But for many CIOs, there are certain competencies that are must-haves for every member of the top IT team. When Jody Davids, CIO at Cardinal Health Inc. in Dublin, Ohio, formed her 12-person IT team last year, her No. 1 objective was to find people with strong leadership capabilities. And no wonder: These people have to function in a company that, because of its many acquisitions, is undergoing fast growth. Two years ago, Cardinal Health went through a radical shift to a shared-services strategy, centralizing previously autonomous IT departments throughout the world. “They need to deal with constant change in an orderly fashion,” Davids says.

Her hand-picked team includes four people who head the IT “centers of expertise,” which handle business management, IT strategy, risk management and enterprise architecture. Another team member is in charge of the IT infrastructure group, and another leads the application development area. Six additional people lead the business-partner teams; their main job is to ensure business/technology alignment.

But no matter which roles they play, the most important thing each team member brings to the picture is what Davids calls “a bundle of skills” around communication, strategic thinking, facilitation, influence, the ability to foster “followership” on a team and the wherewithal to work through complex situations.
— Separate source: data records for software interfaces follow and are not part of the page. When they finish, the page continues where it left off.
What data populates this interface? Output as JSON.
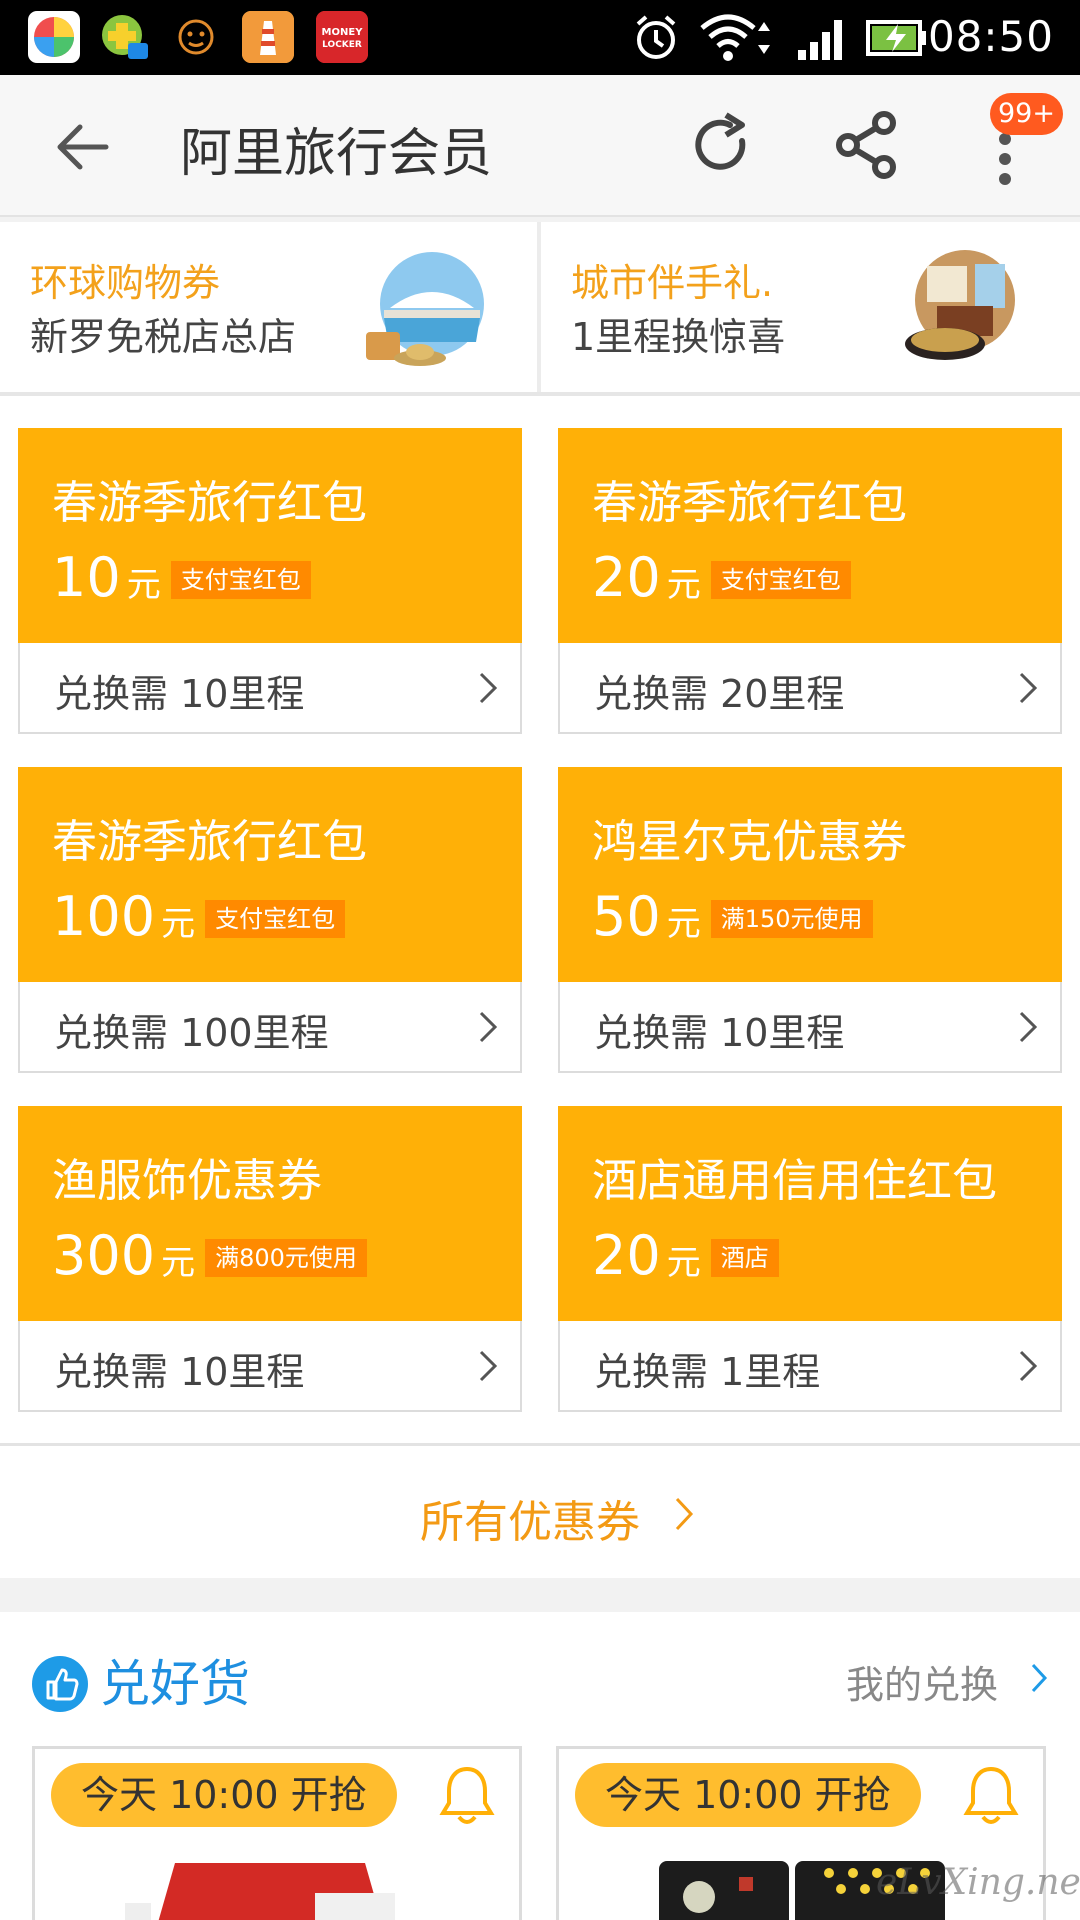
{
  "status_bar": {
    "time": "08:50",
    "app_icons": [
      "multicolor-app-icon",
      "green-plus-mail-icon",
      "smiley-face-icon",
      "lighthouse-app-icon",
      "money-locker-icon"
    ],
    "money_locker_text": "MONEY LOCKER"
  },
  "appbar": {
    "title": "阿里旅行会员",
    "badge": "99+"
  },
  "promos": [
    {
      "title": "环球购物券",
      "subtitle": "新罗免税店总店"
    },
    {
      "title": "城市伴手礼.",
      "subtitle": "1里程换惊喜"
    }
  ],
  "coupons": [
    {
      "title": "春游季旅行红包",
      "amount": "10",
      "unit": "元",
      "tag": "支付宝红包",
      "cost": "兑换需 10里程"
    },
    {
      "title": "春游季旅行红包",
      "amount": "20",
      "unit": "元",
      "tag": "支付宝红包",
      "cost": "兑换需 20里程"
    },
    {
      "title": "春游季旅行红包",
      "amount": "100",
      "unit": "元",
      "tag": "支付宝红包",
      "cost": "兑换需 100里程"
    },
    {
      "title": "鸿星尔克优惠券",
      "amount": "50",
      "unit": "元",
      "tag": "满150元使用",
      "cost": "兑换需 10里程"
    },
    {
      "title": "渔服饰优惠券",
      "amount": "300",
      "unit": "元",
      "tag": "满800元使用",
      "cost": "兑换需 10里程"
    },
    {
      "title": "酒店通用信用住红包",
      "amount": "20",
      "unit": "元",
      "tag": "酒店",
      "cost": "兑换需 1里程"
    }
  ],
  "all_coupons_label": "所有优惠券",
  "goods": {
    "title": "兑好货",
    "my_exchange": "我的兑换",
    "items": [
      {
        "start_label": "今天 10:00 开抢"
      },
      {
        "start_label": "今天 10:00 开抢"
      }
    ]
  },
  "watermark": "eLvXing.net",
  "colors": {
    "coupon_orange": "#ffb007",
    "tag_orange": "#ff8a00",
    "accent_blue": "#1e8fe0",
    "link_orange": "#f39a14"
  }
}
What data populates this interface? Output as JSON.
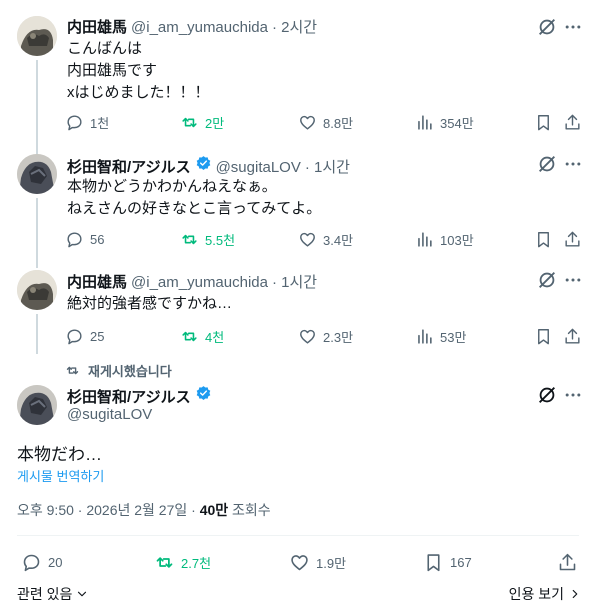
{
  "colors": {
    "accent": "#1d9bf0",
    "repost_green": "#00ba7c",
    "muted": "#536471",
    "text": "#0f1419"
  },
  "tweets": [
    {
      "name": "内田雄馬",
      "handle": "@i_am_yumauchida",
      "time": "· 2시간",
      "text": "こんばんは\n内田雄馬です\nxはじめました！！！",
      "replies": "1천",
      "reposts": "2만",
      "likes": "8.8만",
      "views": "354만"
    },
    {
      "name": "杉田智和/アジルス",
      "handle": "@sugitaLOV",
      "time": "· 1시간",
      "verified": true,
      "text": "本物かどうかわかんねえなぁ。\nねえさんの好きなとこ言ってみてよ。",
      "replies": "56",
      "reposts": "5.5천",
      "likes": "3.4만",
      "views": "103만"
    },
    {
      "name": "内田雄馬",
      "handle": "@i_am_yumauchida",
      "time": "· 1시간",
      "text": "絶対的強者感ですかね…",
      "replies": "25",
      "reposts": "4천",
      "likes": "2.3만",
      "views": "53만"
    }
  ],
  "main_tweet": {
    "repost_note": "재게시했습니다",
    "name": "杉田智和/アジルス",
    "handle": "@sugitaLOV",
    "verified": true,
    "text": "本物だわ…",
    "translate_label": "게시물 번역하기",
    "time": "오후 9:50 · 2026년 2월 27일 · ",
    "views_count": "40만",
    "views_label": " 조회수",
    "replies": "20",
    "reposts": "2.7천",
    "likes": "1.9만",
    "bookmarks": "167"
  },
  "footer": {
    "related_label": "관련 있음",
    "quotes_label": "인용 보기"
  }
}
They also need to be likable, knowledgeable and trustworthy, Davids adds. These leadership qualities are even more important than the person’s previous experience, she says.

A good example is Pegge LaValle, the woman Davids chose to lead the business management center of expertise and who had previously run the customer service organization at Cardinal Health. “I asked her to run the business management area, and she said she had nothing like that in her background,” Davids says. “But when I thought about what it took to be successful in that role, it wasn’t about finance. I needed a master diplomat, a person very skilled at building relationships and who could negotiate tough situations with client groups when pulling budgets together — and this is the person who came to mind right away.”

Davids persuaded LaValle to take the job, pointing out that she could hire people with financial and budgetary backgrounds to support her. “She had never envisioned doing anything like this, but it turns out I was right. She’s become extremely effective,” Davids says.

Another example is Jim Egan, the leader of the IT infrastructure group, whose background was not in infrastructure but in application development. “I knew he was a strong leader with a great deal of acumen around the business of running IT, which you need when you’re managing an enormous budget and a significant number of assets and you’re cutting large deals with suppliers on a regular basis,” says Davids. She also knew that he was able to assemble and manage a strong team and that he had excellent strategy development and execution capabilities.

Likewise, Steve Collignon, the person chosen to lead the risk management area, had previously run Cardinal Health’s technology infrastructure. Although he had no explicit experience in risk management, it was more important to Davids that he was capable of building a brand-new operation and had an exceptional ability to work effectively with people.

“Anybody in IT understands that if it weren’t for change, we wouldn’t have a job,” Davids says. “The ability to lead people through change is what makes the difference.”

Brandel is a Computerworld contributing writer in Newton, Mass. Contact her at marybrandel@verizon.net.

Copyright © 2006 IDG Communications, Inc.

7 inconvenient truths about the hybrid work trend
Shop Tech Products at Amazon